*Directions for this task*:
Leaving nothing out, set down all the data exactly.

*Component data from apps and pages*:
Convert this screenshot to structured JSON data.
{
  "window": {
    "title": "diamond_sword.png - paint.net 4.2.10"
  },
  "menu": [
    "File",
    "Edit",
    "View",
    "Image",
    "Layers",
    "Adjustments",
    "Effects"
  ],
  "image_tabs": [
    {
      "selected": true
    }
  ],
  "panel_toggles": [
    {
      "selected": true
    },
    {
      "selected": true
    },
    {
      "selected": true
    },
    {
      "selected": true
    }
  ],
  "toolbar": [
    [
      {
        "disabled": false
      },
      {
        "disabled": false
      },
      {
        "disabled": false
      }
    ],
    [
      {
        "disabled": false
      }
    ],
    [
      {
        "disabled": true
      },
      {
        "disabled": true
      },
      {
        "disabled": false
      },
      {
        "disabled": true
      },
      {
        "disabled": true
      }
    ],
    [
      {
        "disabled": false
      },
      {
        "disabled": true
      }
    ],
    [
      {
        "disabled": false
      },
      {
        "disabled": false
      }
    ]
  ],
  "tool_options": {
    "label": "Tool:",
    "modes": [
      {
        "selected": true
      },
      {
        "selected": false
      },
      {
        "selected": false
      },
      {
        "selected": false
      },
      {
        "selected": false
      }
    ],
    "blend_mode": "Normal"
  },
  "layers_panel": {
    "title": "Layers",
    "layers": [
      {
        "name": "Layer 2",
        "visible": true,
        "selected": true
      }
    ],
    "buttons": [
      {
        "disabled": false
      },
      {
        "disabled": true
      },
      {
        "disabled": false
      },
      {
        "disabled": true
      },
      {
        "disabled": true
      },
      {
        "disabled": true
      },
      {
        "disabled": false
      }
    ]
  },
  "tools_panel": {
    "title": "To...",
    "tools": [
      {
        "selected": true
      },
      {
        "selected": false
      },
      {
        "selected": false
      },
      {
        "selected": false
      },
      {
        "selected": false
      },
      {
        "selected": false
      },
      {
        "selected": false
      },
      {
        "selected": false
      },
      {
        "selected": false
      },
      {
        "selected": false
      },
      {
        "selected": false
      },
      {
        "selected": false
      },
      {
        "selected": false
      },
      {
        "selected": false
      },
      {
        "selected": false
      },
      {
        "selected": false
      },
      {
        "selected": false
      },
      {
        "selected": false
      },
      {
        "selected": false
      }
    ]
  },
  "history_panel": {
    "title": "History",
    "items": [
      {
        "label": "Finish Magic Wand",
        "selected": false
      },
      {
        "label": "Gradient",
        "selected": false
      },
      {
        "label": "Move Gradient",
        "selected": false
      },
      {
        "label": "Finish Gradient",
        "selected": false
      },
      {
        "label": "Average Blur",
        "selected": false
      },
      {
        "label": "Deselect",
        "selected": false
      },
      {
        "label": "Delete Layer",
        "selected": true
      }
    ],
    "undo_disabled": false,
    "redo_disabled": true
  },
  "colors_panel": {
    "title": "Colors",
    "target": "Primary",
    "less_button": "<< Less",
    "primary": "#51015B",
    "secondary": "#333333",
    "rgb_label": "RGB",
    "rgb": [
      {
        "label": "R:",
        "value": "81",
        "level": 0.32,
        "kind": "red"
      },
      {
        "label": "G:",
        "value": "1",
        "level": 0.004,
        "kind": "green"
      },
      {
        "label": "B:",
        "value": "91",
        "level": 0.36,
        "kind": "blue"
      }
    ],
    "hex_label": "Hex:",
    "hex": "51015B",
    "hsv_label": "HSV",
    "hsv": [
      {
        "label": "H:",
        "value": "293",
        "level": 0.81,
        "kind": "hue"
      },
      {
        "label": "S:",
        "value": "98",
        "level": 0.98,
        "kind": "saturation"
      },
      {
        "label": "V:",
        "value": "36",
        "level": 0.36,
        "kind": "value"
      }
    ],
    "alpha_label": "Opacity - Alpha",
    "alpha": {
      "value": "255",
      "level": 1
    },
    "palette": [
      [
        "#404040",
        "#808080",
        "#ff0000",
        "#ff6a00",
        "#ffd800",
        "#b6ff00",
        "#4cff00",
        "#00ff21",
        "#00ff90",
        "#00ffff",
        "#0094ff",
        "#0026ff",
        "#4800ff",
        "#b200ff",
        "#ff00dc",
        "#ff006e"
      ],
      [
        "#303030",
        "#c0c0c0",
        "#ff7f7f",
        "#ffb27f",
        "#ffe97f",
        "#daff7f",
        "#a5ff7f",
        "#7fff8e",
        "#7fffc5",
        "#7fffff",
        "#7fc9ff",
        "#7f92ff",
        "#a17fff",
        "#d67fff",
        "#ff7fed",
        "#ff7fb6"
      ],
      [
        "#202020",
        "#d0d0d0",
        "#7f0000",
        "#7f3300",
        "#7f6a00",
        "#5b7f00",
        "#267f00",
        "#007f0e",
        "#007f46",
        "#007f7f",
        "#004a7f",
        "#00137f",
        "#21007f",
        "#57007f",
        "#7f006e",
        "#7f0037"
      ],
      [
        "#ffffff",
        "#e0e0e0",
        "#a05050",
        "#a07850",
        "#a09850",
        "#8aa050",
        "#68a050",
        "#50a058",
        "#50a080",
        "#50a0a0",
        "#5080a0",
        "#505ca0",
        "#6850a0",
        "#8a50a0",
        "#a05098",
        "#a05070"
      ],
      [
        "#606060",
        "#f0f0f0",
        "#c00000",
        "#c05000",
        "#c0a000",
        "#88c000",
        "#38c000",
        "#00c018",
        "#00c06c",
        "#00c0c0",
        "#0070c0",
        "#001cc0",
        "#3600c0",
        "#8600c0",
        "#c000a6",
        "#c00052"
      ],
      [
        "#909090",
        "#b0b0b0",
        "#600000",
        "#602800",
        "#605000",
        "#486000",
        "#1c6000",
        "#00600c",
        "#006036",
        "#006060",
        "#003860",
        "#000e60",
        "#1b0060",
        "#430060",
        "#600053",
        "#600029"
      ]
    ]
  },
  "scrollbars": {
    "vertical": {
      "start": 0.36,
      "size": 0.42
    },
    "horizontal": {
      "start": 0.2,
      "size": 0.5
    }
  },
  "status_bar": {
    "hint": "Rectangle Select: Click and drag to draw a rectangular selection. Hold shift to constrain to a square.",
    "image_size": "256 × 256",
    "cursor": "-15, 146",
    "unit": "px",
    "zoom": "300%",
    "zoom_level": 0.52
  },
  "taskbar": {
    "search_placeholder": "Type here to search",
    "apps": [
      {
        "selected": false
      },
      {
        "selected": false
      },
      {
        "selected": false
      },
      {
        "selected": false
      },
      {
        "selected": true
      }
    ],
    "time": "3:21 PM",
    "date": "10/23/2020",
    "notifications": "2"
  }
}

*Task solution*:
Convert this screenshot to structured JSON data.
{
  "window": {
    "title": "diamond_sword.png - paint.net 4.2.10"
  },
  "menu": [
    "File",
    "Edit",
    "View",
    "Image",
    "Layers",
    "Adjustments",
    "Effects"
  ],
  "image_tabs": [
    {
      "selected": true
    }
  ],
  "panel_toggles": [
    {
      "selected": true
    },
    {
      "selected": true
    },
    {
      "selected": true
    },
    {
      "selected": true
    }
  ],
  "toolbar": [
    [
      {
        "disabled": false
      },
      {
        "disabled": false
      },
      {
        "disabled": false
      }
    ],
    [
      {
        "disabled": false
      }
    ],
    [
      {
        "disabled": true
      },
      {
        "disabled": true
      },
      {
        "disabled": false
      },
      {
        "disabled": true
      },
      {
        "disabled": true
      }
    ],
    [
      {
        "disabled": false
      },
      {
        "disabled": true
      }
    ],
    [
      {
        "disabled": false
      },
      {
        "disabled": false
      }
    ]
  ],
  "tool_options": {
    "label": "Tool:",
    "modes": [
      {
        "selected": true
      },
      {
        "selected": false
      },
      {
        "selected": false
      },
      {
        "selected": false
      },
      {
        "selected": false
      }
    ],
    "blend_mode": "Normal"
  },
  "layers_panel": {
    "title": "Layers",
    "layers": [
      {
        "name": "Layer 2",
        "visible": true,
        "selected": true
      }
    ],
    "buttons": [
      {
        "disabled": false
      },
      {
        "disabled": true
      },
      {
        "disabled": false
      },
      {
        "disabled": true
      },
      {
        "disabled": true
      },
      {
        "disabled": true
      },
      {
        "disabled": false
      }
    ]
  },
  "tools_panel": {
    "title": "To...",
    "tools": [
      {
        "selected": true
      },
      {
        "selected": false
      },
      {
        "selected": false
      },
      {
        "selected": false
      },
      {
        "selected": false
      },
      {
        "selected": false
      },
      {
        "selected": false
      },
      {
        "selected": false
      },
      {
        "selected": false
      },
      {
        "selected": false
      },
      {
        "selected": false
      },
      {
        "selected": false
      },
      {
        "selected": false
      },
      {
        "selected": false
      },
      {
        "selected": false
      },
      {
        "selected": false
      },
      {
        "selected": false
      },
      {
        "selected": false
      },
      {
        "selected": false
      }
    ]
  },
  "history_panel": {
    "title": "History",
    "items": [
      {
        "label": "Finish Magic Wand",
        "selected": false
      },
      {
        "label": "Gradient",
        "selected": false
      },
      {
        "label": "Move Gradient",
        "selected": false
      },
      {
        "label": "Finish Gradient",
        "selected": false
      },
      {
        "label": "Average Blur",
        "selected": false
      },
      {
        "label": "Deselect",
        "selected": false
      },
      {
        "label": "Delete Layer",
        "selected": true
      }
    ],
    "undo_disabled": false,
    "redo_disabled": true
  },
  "colors_panel": {
    "title": "Colors",
    "target": "Primary",
    "less_button": "<< Less",
    "primary": "#51015B",
    "secondary": "#333333",
    "rgb_label": "RGB",
    "rgb": [
      {
        "label": "R:",
        "value": "81",
        "level": 0.32,
        "kind": "red"
      },
      {
        "label": "G:",
        "value": "1",
        "level": 0.004,
        "kind": "green"
      },
      {
        "label": "B:",
        "value": "91",
        "level": 0.36,
        "kind": "blue"
      }
    ],
    "hex_label": "Hex:",
    "hex": "51015B",
    "hsv_label": "HSV",
    "hsv": [
      {
        "label": "H:",
        "value": "293",
        "level": 0.81,
        "kind": "hue"
      },
      {
        "label": "S:",
        "value": "98",
        "level": 0.98,
        "kind": "saturation"
      },
      {
        "label": "V:",
        "value": "36",
        "level": 0.36,
        "kind": "value"
      }
    ],
    "alpha_label": "Opacity - Alpha",
    "alpha": {
      "value": "255",
      "level": 1
    },
    "palette": [
      [
        "#404040",
        "#808080",
        "#ff0000",
        "#ff6a00",
        "#ffd800",
        "#b6ff00",
        "#4cff00",
        "#00ff21",
        "#00ff90",
        "#00ffff",
        "#0094ff",
        "#0026ff",
        "#4800ff",
        "#b200ff",
        "#ff00dc",
        "#ff006e"
      ],
      [
        "#303030",
        "#c0c0c0",
        "#ff7f7f",
        "#ffb27f",
        "#ffe97f",
        "#daff7f",
        "#a5ff7f",
        "#7fff8e",
        "#7fffc5",
        "#7fffff",
        "#7fc9ff",
        "#7f92ff",
        "#a17fff",
        "#d67fff",
        "#ff7fed",
        "#ff7fb6"
      ],
      [
        "#202020",
        "#d0d0d0",
        "#7f0000",
        "#7f3300",
        "#7f6a00",
        "#5b7f00",
        "#267f00",
        "#007f0e",
        "#007f46",
        "#007f7f",
        "#004a7f",
        "#00137f",
        "#21007f",
        "#57007f",
        "#7f006e",
        "#7f0037"
      ],
      [
        "#ffffff",
        "#e0e0e0",
        "#a05050",
        "#a07850",
        "#a09850",
        "#8aa050",
        "#68a050",
        "#50a058",
        "#50a080",
        "#50a0a0",
        "#5080a0",
        "#505ca0",
        "#6850a0",
        "#8a50a0",
        "#a05098",
        "#a05070"
      ],
      [
        "#606060",
        "#f0f0f0",
        "#c00000",
        "#c05000",
        "#c0a000",
        "#88c000",
        "#38c000",
        "#00c018",
        "#00c06c",
        "#00c0c0",
        "#0070c0",
        "#001cc0",
        "#3600c0",
        "#8600c0",
        "#c000a6",
        "#c00052"
      ],
      [
        "#909090",
        "#b0b0b0",
        "#600000",
        "#602800",
        "#605000",
        "#486000",
        "#1c6000",
        "#00600c",
        "#006036",
        "#006060",
        "#003860",
        "#000e60",
        "#1b0060",
        "#430060",
        "#600053",
        "#600029"
      ]
    ]
  },
  "scrollbars": {
    "vertical": {
      "start": 0.36,
      "size": 0.42
    },
    "horizontal": {
      "start": 0.2,
      "size": 0.5
    }
  },
  "status_bar": {
    "hint": "Rectangle Select: Click and drag to draw a rectangular selection. Hold shift to constrain to a square.",
    "image_size": "256 × 256",
    "cursor": "-15, 146",
    "unit": "px",
    "zoom": "300%",
    "zoom_level": 0.52
  },
  "taskbar": {
    "search_placeholder": "Type here to search",
    "apps": [
      {
        "selected": false
      },
      {
        "selected": false
      },
      {
        "selected": false
      },
      {
        "selected": false
      },
      {
        "selected": true
      }
    ],
    "time": "3:21 PM",
    "date": "10/23/2020",
    "notifications": "2"
  }
}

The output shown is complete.